* Your schedule is far more flexible as a graduate student (especially an ABD) than it is as a full-time faculty member (remember a TT job involves research, teaching, service, and meetingsmeetingsmeetings).

* When things get crazy in the first years of the job, your child will be older and less likely to be keeping you up all night with his/her blood-curdling screams.

*Since most of your graduate student cohorts don’t have (and don’t plan to have) kids, you will have a built-in community of eager aunties and uncles who will genuinely enjoy taking a break from “the life of the mind” to play with your kid for a few hours while you work on dissertation revisions (or at least, this was my experience).

*The push to publish a book (or two) once you are on the tenure track often scares faculty away from having kids. I know several academics who fully intended to have children before landing their first job and who now say “Who has the time?”

I hope this section doesn’t come off as “this worked for me so it must work for everyone” advice. My point is that graduate students are often under the impression that they must put having children on hold until they finish their degrees or get tenure. I don’t think this is necessarily the best advice.

Embrace Your Choice


As Eleanor concluded her presentation, she offered up a great piece of advice to graduate student parents: “perform legitimacy”. In other words, don’t apologize for your decision to have a child or hide this fact. The more visible student parents are, the better the environment will be for all graduate student parents. She also emphasized the importance of good mentors, both at the graduate student and at the faculty level.

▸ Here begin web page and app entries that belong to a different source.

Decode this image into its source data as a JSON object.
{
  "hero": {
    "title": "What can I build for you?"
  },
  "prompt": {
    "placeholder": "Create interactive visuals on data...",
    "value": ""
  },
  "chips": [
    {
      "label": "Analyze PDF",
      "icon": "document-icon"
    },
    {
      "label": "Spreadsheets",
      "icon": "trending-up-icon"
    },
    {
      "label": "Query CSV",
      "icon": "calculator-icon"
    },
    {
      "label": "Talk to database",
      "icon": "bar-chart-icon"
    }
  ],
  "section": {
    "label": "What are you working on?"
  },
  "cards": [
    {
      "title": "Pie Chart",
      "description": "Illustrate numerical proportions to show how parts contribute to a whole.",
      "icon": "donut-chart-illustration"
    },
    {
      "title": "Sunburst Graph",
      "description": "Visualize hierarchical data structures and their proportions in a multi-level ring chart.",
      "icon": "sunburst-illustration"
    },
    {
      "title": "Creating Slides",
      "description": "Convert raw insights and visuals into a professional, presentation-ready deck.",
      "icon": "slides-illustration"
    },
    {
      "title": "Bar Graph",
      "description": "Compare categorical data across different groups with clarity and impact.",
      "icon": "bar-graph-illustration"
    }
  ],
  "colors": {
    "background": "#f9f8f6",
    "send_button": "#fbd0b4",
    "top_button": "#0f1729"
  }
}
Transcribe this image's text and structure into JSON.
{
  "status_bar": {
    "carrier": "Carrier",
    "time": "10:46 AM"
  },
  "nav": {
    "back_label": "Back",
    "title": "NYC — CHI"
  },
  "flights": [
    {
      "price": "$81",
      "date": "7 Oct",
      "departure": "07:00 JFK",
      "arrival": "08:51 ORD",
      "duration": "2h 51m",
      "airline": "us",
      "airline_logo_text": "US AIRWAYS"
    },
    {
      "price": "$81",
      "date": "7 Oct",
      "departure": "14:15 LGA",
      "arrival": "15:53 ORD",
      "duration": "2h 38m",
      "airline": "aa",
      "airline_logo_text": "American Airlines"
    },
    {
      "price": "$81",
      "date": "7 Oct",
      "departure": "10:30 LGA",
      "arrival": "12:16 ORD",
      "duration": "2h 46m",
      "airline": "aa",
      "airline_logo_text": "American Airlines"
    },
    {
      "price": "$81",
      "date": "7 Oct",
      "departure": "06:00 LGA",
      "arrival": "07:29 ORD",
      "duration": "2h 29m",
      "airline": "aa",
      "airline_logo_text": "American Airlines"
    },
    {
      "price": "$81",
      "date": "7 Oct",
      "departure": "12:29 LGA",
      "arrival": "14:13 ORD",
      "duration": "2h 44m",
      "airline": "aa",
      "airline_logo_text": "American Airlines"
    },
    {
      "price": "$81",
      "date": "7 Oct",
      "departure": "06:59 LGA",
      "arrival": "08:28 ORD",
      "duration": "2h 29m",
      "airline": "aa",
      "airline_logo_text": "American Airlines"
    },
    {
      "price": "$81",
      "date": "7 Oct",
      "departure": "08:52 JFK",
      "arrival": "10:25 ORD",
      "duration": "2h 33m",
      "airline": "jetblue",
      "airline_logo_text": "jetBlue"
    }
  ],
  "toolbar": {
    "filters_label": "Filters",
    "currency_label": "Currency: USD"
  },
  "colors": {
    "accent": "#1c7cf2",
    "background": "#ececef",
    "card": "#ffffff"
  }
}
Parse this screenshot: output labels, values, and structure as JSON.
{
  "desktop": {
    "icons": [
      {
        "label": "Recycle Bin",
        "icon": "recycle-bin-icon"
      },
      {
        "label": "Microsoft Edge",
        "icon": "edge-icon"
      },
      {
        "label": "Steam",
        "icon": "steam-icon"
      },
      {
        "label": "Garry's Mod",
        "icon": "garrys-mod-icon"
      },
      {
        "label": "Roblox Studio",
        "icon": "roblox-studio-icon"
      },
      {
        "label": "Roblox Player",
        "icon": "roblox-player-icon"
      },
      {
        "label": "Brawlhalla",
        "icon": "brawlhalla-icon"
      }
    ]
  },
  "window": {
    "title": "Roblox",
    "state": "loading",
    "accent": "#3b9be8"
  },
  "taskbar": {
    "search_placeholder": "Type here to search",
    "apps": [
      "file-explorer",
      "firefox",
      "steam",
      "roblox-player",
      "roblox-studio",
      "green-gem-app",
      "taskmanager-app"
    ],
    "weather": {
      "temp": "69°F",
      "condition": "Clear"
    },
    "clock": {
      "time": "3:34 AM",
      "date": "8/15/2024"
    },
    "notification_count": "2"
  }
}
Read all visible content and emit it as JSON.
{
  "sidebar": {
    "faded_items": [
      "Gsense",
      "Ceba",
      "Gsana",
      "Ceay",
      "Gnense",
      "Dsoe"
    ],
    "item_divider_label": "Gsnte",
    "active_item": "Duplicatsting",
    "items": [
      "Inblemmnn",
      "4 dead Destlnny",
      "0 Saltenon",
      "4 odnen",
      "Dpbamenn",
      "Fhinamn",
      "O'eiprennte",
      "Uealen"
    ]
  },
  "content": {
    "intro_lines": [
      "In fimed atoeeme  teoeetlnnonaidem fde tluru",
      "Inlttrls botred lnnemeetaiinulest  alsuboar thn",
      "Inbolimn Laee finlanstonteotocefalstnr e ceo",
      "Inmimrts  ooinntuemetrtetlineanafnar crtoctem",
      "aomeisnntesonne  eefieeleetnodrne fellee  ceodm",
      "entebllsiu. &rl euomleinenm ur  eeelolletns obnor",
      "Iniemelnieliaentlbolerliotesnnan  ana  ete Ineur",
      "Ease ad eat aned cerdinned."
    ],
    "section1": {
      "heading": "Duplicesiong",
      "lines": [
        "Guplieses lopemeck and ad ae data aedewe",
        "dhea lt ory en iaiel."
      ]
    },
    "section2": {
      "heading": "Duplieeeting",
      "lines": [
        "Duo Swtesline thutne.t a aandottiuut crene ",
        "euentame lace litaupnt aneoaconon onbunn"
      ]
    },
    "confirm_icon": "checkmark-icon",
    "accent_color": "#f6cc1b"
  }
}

I mentioned earlier in this piece that, as a graduate student, I was advised by many to wait until tenure to have children. However, I had one faculty mentor who gave me very different advice. She was one of the few professors in my department who brought her child to receptions and events and discussed the fact that she was a mother openly. As a graduate student, I watched her do this and I mentally noted: “This is possible. This is okay”. One day, I asked her to meet me for coffee, and she told me about her experiences having a child in graduate school and why it was a great decision for her. I view this conversation as one of the most pivotal in my entire academic career, and I will forever be grateful to this mentor. I hope to do the same for someone else some day.


This post, as well as Eleanor’s workshop presentation, are based almost entirely on personal experiences. I would love for readers to share their experiences below. What kind of advice (if any) did you receive about having children in graduate school? If you ended up having kids as a student, what was the biggest challenge and the biggest benefit of this decision? What advice would you give to graduate students who are contemplating having kids right now? Although this post focused more on the experiences of female graduate student parents, it would be great to hear from all of the men out there who had children while in graduate school (we know it’s hard for you guys too). How did your experiences differ from those outlined in this post?

This post originally appeared on the author’s blog Judgemental Observer and is reposted with permission.

Works Cited (& Further Reading)

Image Credit:  gabi menashe from Flickr

About The Author

Amanda Ann Klein
Associate Professor of Film Studies at East Carolina University

Amanda Ann Klein is Associate Professor of Film Studies in the English Department at East Carolina University. Her scholarship on film and television has been published in Jump Cut, Quarterly Review of Film and Video, Flow, Antenna, Avidly, and numerous anthologies. She is the author of American Film Cycles: Reframing Genres, Screening Social Problems, & Defining Subcultures (University of Texas Press, 2011). She also blogs regularly over at Judgmental Observer, a blog about media and popular culture, and curates the true story blog, Tell Us A Story.